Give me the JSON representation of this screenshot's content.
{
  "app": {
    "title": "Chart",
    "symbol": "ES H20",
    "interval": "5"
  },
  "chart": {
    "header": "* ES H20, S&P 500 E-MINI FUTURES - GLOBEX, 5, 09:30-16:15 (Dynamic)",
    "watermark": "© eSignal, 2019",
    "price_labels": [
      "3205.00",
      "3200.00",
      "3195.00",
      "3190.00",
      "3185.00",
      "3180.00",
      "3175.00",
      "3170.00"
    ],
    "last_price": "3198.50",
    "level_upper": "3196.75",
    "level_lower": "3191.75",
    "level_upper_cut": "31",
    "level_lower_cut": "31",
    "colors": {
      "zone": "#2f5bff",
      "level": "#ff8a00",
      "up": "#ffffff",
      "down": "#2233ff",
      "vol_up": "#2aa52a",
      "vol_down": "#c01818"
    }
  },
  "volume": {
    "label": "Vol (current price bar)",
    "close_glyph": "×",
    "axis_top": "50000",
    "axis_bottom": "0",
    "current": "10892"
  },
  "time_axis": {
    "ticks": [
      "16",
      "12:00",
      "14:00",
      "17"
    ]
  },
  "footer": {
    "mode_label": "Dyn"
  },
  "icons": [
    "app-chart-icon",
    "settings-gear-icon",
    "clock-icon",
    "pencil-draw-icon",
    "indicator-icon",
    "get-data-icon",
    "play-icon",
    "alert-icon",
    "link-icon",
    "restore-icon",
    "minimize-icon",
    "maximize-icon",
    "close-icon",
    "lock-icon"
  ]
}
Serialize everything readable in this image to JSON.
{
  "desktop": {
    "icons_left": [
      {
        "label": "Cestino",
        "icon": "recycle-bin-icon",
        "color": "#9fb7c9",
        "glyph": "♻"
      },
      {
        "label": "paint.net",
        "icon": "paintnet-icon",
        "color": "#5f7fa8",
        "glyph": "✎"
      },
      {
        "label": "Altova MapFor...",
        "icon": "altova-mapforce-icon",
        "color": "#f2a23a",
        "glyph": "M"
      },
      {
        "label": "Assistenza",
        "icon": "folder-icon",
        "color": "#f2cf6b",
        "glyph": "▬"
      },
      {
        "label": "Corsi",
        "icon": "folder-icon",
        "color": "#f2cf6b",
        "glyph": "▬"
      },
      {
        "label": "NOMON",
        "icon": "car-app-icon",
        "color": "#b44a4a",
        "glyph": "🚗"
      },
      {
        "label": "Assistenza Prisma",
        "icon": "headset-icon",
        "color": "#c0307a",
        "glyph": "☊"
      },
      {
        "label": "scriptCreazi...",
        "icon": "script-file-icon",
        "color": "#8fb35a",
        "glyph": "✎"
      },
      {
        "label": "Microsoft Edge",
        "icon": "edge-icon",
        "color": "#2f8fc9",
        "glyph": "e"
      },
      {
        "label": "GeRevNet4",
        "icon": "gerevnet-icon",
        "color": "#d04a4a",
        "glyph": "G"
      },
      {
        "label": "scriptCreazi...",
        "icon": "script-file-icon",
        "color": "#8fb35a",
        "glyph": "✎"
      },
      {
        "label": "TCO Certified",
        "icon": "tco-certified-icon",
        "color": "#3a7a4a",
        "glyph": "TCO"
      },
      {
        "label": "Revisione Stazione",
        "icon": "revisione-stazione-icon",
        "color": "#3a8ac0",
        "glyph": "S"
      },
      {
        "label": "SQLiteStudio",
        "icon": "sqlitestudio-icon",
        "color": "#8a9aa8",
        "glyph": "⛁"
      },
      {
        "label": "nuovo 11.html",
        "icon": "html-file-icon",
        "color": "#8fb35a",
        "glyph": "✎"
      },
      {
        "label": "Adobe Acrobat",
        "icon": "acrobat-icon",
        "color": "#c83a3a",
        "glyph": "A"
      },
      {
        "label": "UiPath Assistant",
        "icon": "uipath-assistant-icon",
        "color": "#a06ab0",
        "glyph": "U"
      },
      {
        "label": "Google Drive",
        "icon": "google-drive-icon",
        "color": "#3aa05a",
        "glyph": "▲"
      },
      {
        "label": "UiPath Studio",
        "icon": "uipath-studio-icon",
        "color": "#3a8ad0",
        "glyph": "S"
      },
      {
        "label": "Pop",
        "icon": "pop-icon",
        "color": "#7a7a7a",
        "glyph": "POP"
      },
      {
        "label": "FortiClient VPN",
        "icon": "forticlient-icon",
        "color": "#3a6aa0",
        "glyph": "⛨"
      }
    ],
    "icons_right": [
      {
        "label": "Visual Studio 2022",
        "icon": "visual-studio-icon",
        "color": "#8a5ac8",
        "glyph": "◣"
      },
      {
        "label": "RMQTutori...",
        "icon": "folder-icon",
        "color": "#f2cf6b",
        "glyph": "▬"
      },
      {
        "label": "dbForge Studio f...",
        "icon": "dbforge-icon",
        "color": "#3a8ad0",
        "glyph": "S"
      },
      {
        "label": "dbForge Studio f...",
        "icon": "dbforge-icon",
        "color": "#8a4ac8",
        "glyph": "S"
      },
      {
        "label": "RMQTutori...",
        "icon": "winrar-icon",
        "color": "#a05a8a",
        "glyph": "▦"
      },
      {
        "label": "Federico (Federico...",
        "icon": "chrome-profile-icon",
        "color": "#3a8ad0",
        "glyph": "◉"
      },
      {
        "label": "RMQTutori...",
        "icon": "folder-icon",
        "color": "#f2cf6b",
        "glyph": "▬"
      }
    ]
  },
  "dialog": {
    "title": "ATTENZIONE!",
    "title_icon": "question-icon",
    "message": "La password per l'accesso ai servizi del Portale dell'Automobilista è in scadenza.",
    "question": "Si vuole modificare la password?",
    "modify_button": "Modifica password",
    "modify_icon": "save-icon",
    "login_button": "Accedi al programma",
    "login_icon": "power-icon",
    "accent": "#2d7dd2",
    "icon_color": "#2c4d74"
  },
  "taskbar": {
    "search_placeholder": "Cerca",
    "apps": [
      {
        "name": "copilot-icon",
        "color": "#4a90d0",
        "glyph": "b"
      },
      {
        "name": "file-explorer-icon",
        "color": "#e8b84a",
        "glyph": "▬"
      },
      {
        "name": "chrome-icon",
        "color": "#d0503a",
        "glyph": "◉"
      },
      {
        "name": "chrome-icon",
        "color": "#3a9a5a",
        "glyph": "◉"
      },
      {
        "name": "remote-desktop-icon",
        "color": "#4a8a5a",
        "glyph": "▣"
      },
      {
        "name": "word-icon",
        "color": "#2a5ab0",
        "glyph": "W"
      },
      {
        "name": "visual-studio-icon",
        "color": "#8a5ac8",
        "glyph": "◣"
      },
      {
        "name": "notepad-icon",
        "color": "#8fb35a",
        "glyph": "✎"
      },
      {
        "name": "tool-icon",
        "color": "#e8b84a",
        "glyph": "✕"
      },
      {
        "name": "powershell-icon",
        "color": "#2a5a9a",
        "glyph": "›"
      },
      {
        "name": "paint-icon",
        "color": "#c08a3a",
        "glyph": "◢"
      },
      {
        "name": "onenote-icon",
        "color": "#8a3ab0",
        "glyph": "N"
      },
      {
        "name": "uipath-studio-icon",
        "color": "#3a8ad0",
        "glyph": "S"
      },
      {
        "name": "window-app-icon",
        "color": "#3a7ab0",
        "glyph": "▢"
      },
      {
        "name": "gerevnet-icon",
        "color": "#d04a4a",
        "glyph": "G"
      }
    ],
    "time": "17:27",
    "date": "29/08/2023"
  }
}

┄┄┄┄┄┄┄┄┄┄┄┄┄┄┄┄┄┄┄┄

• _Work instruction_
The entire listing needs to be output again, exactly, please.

• _Your response_
Give me the JSON representation of this screenshot's content.
{
  "app": {
    "title": "Chart",
    "symbol": "ES H20",
    "interval": "5"
  },
  "chart": {
    "header": "* ES H20, S&P 500 E-MINI FUTURES - GLOBEX, 5, 09:30-16:15 (Dynamic)",
    "watermark": "© eSignal, 2019",
    "price_labels": [
      "3205.00",
      "3200.00",
      "3195.00",
      "3190.00",
      "3185.00",
      "3180.00",
      "3175.00",
      "3170.00"
    ],
    "last_price": "3198.50",
    "level_upper": "3196.75",
    "level_lower": "3191.75",
    "level_upper_cut": "31",
    "level_lower_cut": "31",
    "colors": {
      "zone": "#2f5bff",
      "level": "#ff8a00",
      "up": "#ffffff",
      "down": "#2233ff",
      "vol_up": "#2aa52a",
      "vol_down": "#c01818"
    }
  },
  "volume": {
    "label": "Vol (current price bar)",
    "close_glyph": "×",
    "axis_top": "50000",
    "axis_bottom": "0",
    "current": "10892"
  },
  "time_axis": {
    "ticks": [
      "16",
      "12:00",
      "14:00",
      "17"
    ]
  },
  "footer": {
    "mode_label": "Dyn"
  },
  "icons": [
    "app-chart-icon",
    "settings-gear-icon",
    "clock-icon",
    "pencil-draw-icon",
    "indicator-icon",
    "get-data-icon",
    "play-icon",
    "alert-icon",
    "link-icon",
    "restore-icon",
    "minimize-icon",
    "maximize-icon",
    "close-icon",
    "lock-icon"
  ]
}
Serialize everything readable in this image to JSON.
{
  "desktop": {
    "icons_left": [
      {
        "label": "Cestino",
        "icon": "recycle-bin-icon",
        "color": "#9fb7c9",
        "glyph": "♻"
      },
      {
        "label": "paint.net",
        "icon": "paintnet-icon",
        "color": "#5f7fa8",
        "glyph": "✎"
      },
      {
        "label": "Altova MapFor...",
        "icon": "altova-mapforce-icon",
        "color": "#f2a23a",
        "glyph": "M"
      },
      {
        "label": "Assistenza",
        "icon": "folder-icon",
        "color": "#f2cf6b",
        "glyph": "▬"
      },
      {
        "label": "Corsi",
        "icon": "folder-icon",
        "color": "#f2cf6b",
        "glyph": "▬"
      },
      {
        "label": "NOMON",
        "icon": "car-app-icon",
        "color": "#b44a4a",
        "glyph": "🚗"
      },
      {
        "label": "Assistenza Prisma",
        "icon": "headset-icon",
        "color": "#c0307a",
        "glyph": "☊"
      },
      {
        "label": "scriptCreazi...",
        "icon": "script-file-icon",
        "color": "#8fb35a",
        "glyph": "✎"
      },
      {
        "label": "Microsoft Edge",
        "icon": "edge-icon",
        "color": "#2f8fc9",
        "glyph": "e"
      },
      {
        "label": "GeRevNet4",
        "icon": "gerevnet-icon",
        "color": "#d04a4a",
        "glyph": "G"
      },
      {
        "label": "scriptCreazi...",
        "icon": "script-file-icon",
        "color": "#8fb35a",
        "glyph": "✎"
      },
      {
        "label": "TCO Certified",
        "icon": "tco-certified-icon",
        "color": "#3a7a4a",
        "glyph": "TCO"
      },
      {
        "label": "Revisione Stazione",
        "icon": "revisione-stazione-icon",
        "color": "#3a8ac0",
        "glyph": "S"
      },
      {
        "label": "SQLiteStudio",
        "icon": "sqlitestudio-icon",
        "color": "#8a9aa8",
        "glyph": "⛁"
      },
      {
        "label": "nuovo 11.html",
        "icon": "html-file-icon",
        "color": "#8fb35a",
        "glyph": "✎"
      },
      {
        "label": "Adobe Acrobat",
        "icon": "acrobat-icon",
        "color": "#c83a3a",
        "glyph": "A"
      },
      {
        "label": "UiPath Assistant",
        "icon": "uipath-assistant-icon",
        "color": "#a06ab0",
        "glyph": "U"
      },
      {
        "label": "Google Drive",
        "icon": "google-drive-icon",
        "color": "#3aa05a",
        "glyph": "▲"
      },
      {
        "label": "UiPath Studio",
        "icon": "uipath-studio-icon",
        "color": "#3a8ad0",
        "glyph": "S"
      },
      {
        "label": "Pop",
        "icon": "pop-icon",
        "color": "#7a7a7a",
        "glyph": "POP"
      },
      {
        "label": "FortiClient VPN",
        "icon": "forticlient-icon",
        "color": "#3a6aa0",
        "glyph": "⛨"
      }
    ],
    "icons_right": [
      {
        "label": "Visual Studio 2022",
        "icon": "visual-studio-icon",
        "color": "#8a5ac8",
        "glyph": "◣"
      },
      {
        "label": "RMQTutori...",
        "icon": "folder-icon",
        "color": "#f2cf6b",
        "glyph": "▬"
      },
      {
        "label": "dbForge Studio f...",
        "icon": "dbforge-icon",
        "color": "#3a8ad0",
        "glyph": "S"
      },
      {
        "label": "dbForge Studio f...",
        "icon": "dbforge-icon",
        "color": "#8a4ac8",
        "glyph": "S"
      },
      {
        "label": "RMQTutori...",
        "icon": "winrar-icon",
        "color": "#a05a8a",
        "glyph": "▦"
      },
      {
        "label": "Federico (Federico...",
        "icon": "chrome-profile-icon",
        "color": "#3a8ad0",
        "glyph": "◉"
      },
      {
        "label": "RMQTutori...",
        "icon": "folder-icon",
        "color": "#f2cf6b",
        "glyph": "▬"
      }
    ]
  },
  "dialog": {
    "title": "ATTENZIONE!",
    "title_icon": "question-icon",
    "message": "La password per l'accesso ai servizi del Portale dell'Automobilista è in scadenza.",
    "question": "Si vuole modificare la password?",
    "modify_button": "Modifica password",
    "modify_icon": "save-icon",
    "login_button": "Accedi al programma",
    "login_icon": "power-icon",
    "accent": "#2d7dd2",
    "icon_color": "#2c4d74"
  },
  "taskbar": {
    "search_placeholder": "Cerca",
    "apps": [
      {
        "name": "copilot-icon",
        "color": "#4a90d0",
        "glyph": "b"
      },
      {
        "name": "file-explorer-icon",
        "color": "#e8b84a",
        "glyph": "▬"
      },
      {
        "name": "chrome-icon",
        "color": "#d0503a",
        "glyph": "◉"
      },
      {
        "name": "chrome-icon",
        "color": "#3a9a5a",
        "glyph": "◉"
      },
      {
        "name": "remote-desktop-icon",
        "color": "#4a8a5a",
        "glyph": "▣"
      },
      {
        "name": "word-icon",
        "color": "#2a5ab0",
        "glyph": "W"
      },
      {
        "name": "visual-studio-icon",
        "color": "#8a5ac8",
        "glyph": "◣"
      },
      {
        "name": "notepad-icon",
        "color": "#8fb35a",
        "glyph": "✎"
      },
      {
        "name": "tool-icon",
        "color": "#e8b84a",
        "glyph": "✕"
      },
      {
        "name": "powershell-icon",
        "color": "#2a5a9a",
        "glyph": "›"
      },
      {
        "name": "paint-icon",
        "color": "#c08a3a",
        "glyph": "◢"
      },
      {
        "name": "onenote-icon",
        "color": "#8a3ab0",
        "glyph": "N"
      },
      {
        "name": "uipath-studio-icon",
        "color": "#3a8ad0",
        "glyph": "S"
      },
      {
        "name": "window-app-icon",
        "color": "#3a7ab0",
        "glyph": "▢"
      },
      {
        "name": "gerevnet-icon",
        "color": "#d04a4a",
        "glyph": "G"
      }
    ],
    "time": "17:27",
    "date": "29/08/2023"
  }
}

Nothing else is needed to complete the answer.